By • Mar 5, 2013 •  Selected Work 

Barcelona-based architects Cadaval & Solà-Morales have designed the X-House.

Completed in 2012, this contemporary home is situated on a very steep slope in Barcelona, Spain. Its unique x-shape was the result of solving numerous challenges associated with building on such terrain.

X-House by Cadaval & Solà-Morales:

“The X House project aims to solve by the definition of a system, language, or even through a unique form, a number of inquiries that rise up when we read the specific given site: how to protect and give protagonism to an impressive pine, that is located on the top of the site, and that makes access and approximation to the house extremely complex from the street; how to avoid deciding between the views to the sea and those to the mountains, and allow both visions in opposite directions; how to neutralize through form the presence of the contiguous constructions, to build up a fake isolation that denies the neighbours; how to double the main views, permitting quality frontal views from the front and the rear of the house; how to resolve so many a priories with a simple movement that answers to all of the previous aims without prioritizing nor explicitly formulating a response to any of them. The form, a unique form, is the result of a long process of search of individual answers to each of those challenges; thus, the form is not an a priori, but an effort to give a unitary response that satisfies each of the questions rose up in the design process.

The X House is also a constructive exploration: a technique regularly used for the infrastructural construction such as bridges and tunnels, is here developed to meet the architectural scale, aiming to incorporate efficiency, and reduction of costs to the construction. The use of a mixed technique based on the application of a high-density concrete allows projecting the material at a high pressure to a single-sided formwork, and to acquire high structural resistance in extremely short periods of time. Thus, it is possible to project continuous 6m high walls without the need to use a two-sided formwork (which would be the regular construction procedure). The house is therefore a living expression of the specific technique, and accumulates in its skin the diverse and continuous knowledge acquired within the process of construction.

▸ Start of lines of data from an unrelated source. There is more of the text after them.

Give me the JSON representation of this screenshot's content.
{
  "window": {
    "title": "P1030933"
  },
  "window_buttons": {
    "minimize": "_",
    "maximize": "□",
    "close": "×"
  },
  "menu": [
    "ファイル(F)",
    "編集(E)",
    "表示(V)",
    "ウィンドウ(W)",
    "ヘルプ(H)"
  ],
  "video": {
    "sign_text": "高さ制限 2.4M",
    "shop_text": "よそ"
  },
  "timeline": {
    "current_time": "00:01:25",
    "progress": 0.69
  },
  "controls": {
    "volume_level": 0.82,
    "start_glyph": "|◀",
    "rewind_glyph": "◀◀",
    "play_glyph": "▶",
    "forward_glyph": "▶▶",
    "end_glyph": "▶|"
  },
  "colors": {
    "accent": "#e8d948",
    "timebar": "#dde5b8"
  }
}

The house is located on the upper part of a hill in Cabrils, in the outskirts of Barcelona. The site, with remarkable views and an important slope, is accessed from a single street located at the top of the site. The location of the house within the site responds to the aim to minimize excavation and optimize, within possible, the use of the non-occupied land. The access to the house is two meters depressed from the street, and the project searches to empathise through the use of blank walls the desire to be anchored in the site and to disappear from the street; the project clearly prioritizes the façades and views overseeing the valley. The house has two floors. The top floor, beyond incorporating a parking and allowing the access to the house, is conceived as a private suite of the owners: main room, with dresser and washroom / toilet, and spacious studio. In the lower floor there is a clear distinction between the front and the rear of the house; the front part has a totally open and public nature, build up with a living area in a double high space next to a kitchen-dining room articulated around a significant marble table, 8m long. The rear part of the lower floor holds the rooms and service areas, which through the patios are given direct and protected views to the valley, the sea and the mountain.

Mainly, the project of the X House uses form to qualify spaces of very different nature and provide them with an individual character, always incorporating landscape as a main actor. Beyond the effective spatial arrangement at the front of the house, the views are the protagonist in each space. And learning from Dan Graham’s reflections, the image of the sea is always present when observing the mountain, and the mountain appears as a reflection when looking at the sea: a perceptive quality that enriches the experience of the house.”

Photos by: Santiago Garces, Sandra Pereznieto, Iwan Baan

Click any photo to see a larger image - Use buttons or j/k/arrow keys to navigate through the articles

Share your Thoughts